The owner of the rig that exploded in the Gulf of Mexico nearly one year ago is quietly arranging to fly relatives of the 11 men who died out to the disaster site on the anniversary next month.
Four families told The Associated Press they've been notified in telephone calls and emails about Transocean's plans for a morning flyover at sea and a private evening memorial service on land.
Shelley Anderson, whose husband was killed, said the helicopter will circle the site a few times and return to shore. Space is being limited to three people per family.
The families would then be flown from Louisiana to Houston for the service. A Transocean spokesman has not commented on the flyover.
Initial plans called for a boat ride to the well site and a service at sea, Anderson said. That plan was scrapped in favor of a flyover because of logistical issues, she said.
"I'm quite excited about it," said Arleen Weise, whose son was killed on the rig. "I know we won't be able to see anything because the rig is at the bottom of the ocean, but at least I will know what he went through going to work."
News of the flyover comes as several families continue to press legal claims against the companies involved in the worst offshore oil spill in U.S. history.
The AP reported in November that Transocean had reached long-term settlements with three families and set up a charitable fund that distributed $130,000 to all the families in July. Weise, who reached one of those three settlements, wouldn't disclose the amount, citing a confidentiality agreement she signed. A fourth settlement was reached in January, according to court records. Transocean and lawyers for the families have refused to disclose the amounts of the settlements.
The Gulf Coast Claims Facility, which has been handling oil spill victims' claims on behalf of BP, is in discussions with two families about a financial settlement, but no deal has been reached yet.
Three other families said that as of Wednesday they still had not received a settlement offer from Transocean, nor have any figures been discussed. Transocean employed nine of the 11 workers who were killed. M-I Swaco employed the other two. BP owned the well that blew out and was leasing the rig from Transocean.
A BP spokeswoman said the oil giant has not directly settled with any of the families.

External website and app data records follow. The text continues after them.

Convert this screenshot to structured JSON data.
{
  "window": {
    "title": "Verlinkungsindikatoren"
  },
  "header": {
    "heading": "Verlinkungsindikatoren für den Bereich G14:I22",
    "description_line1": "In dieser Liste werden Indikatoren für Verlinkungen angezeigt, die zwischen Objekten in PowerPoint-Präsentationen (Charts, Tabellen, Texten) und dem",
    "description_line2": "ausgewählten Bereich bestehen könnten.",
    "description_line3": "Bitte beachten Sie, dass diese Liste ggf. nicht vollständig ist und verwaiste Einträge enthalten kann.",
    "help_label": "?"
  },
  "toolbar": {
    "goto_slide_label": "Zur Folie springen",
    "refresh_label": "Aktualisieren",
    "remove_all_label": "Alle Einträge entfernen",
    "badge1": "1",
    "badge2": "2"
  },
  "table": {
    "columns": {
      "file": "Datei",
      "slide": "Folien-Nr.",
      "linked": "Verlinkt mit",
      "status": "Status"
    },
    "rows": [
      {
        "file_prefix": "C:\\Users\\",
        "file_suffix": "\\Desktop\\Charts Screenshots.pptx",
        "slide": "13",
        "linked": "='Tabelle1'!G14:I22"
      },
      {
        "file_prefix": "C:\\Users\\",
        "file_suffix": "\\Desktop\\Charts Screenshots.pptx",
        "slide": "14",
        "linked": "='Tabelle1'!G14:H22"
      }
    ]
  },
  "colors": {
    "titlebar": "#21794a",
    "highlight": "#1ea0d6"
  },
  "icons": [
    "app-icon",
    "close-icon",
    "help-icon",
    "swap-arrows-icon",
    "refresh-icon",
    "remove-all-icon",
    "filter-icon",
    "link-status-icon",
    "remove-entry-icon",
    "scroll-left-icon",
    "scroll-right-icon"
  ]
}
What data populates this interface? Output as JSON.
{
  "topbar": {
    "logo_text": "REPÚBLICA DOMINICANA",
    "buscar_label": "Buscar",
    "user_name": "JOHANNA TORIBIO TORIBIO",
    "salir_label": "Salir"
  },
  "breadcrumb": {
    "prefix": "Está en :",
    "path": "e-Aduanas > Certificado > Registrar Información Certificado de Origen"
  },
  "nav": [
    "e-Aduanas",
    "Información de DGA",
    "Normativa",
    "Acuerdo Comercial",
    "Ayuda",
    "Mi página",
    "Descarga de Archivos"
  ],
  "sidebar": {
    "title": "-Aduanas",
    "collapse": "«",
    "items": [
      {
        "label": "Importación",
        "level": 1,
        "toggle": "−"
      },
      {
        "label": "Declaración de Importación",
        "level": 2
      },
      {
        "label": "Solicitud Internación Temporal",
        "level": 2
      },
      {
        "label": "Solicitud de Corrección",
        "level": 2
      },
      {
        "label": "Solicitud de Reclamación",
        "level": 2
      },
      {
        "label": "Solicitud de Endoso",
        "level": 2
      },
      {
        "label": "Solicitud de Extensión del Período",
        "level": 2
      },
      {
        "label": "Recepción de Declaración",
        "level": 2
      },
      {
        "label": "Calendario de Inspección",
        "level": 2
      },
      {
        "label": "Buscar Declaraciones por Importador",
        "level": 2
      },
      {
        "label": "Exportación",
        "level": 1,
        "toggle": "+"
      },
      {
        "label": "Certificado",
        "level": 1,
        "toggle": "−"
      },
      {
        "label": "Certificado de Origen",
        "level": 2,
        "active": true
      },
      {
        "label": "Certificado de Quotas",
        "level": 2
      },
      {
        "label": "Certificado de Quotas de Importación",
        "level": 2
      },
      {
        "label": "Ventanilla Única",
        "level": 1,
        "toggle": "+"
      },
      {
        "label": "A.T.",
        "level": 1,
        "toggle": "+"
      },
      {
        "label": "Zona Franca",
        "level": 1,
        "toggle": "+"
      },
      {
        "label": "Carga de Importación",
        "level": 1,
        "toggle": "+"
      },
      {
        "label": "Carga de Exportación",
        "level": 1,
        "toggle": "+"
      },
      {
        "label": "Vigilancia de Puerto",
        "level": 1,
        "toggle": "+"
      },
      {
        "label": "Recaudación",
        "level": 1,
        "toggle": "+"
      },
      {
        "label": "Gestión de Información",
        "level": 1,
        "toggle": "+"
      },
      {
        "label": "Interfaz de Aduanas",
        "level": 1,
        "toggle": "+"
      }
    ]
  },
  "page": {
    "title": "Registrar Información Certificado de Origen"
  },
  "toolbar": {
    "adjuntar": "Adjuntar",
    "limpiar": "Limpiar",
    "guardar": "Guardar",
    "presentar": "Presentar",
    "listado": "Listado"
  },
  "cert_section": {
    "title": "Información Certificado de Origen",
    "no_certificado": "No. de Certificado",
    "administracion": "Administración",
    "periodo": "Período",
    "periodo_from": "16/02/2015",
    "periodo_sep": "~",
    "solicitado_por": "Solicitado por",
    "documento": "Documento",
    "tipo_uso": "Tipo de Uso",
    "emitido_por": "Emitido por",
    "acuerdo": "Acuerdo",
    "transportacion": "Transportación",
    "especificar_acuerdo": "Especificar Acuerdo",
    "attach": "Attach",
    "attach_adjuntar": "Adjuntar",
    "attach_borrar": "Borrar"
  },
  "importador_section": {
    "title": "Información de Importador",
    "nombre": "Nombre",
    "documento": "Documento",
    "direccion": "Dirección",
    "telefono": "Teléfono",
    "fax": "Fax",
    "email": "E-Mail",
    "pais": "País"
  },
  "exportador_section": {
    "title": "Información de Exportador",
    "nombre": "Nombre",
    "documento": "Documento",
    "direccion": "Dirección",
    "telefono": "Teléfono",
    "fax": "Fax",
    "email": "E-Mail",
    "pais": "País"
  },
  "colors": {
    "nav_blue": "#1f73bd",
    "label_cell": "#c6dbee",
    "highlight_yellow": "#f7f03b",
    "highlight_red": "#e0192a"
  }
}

A spokeswoman for M-I Swaco's parent company, oil field services firm Schlumberger, declined to comment.
The Deepwater Horizon explosion last April 20 led to the release of more than 200 million gallons of oil from BP's well a mile beneath the sea, according to government estimates that BP disputes.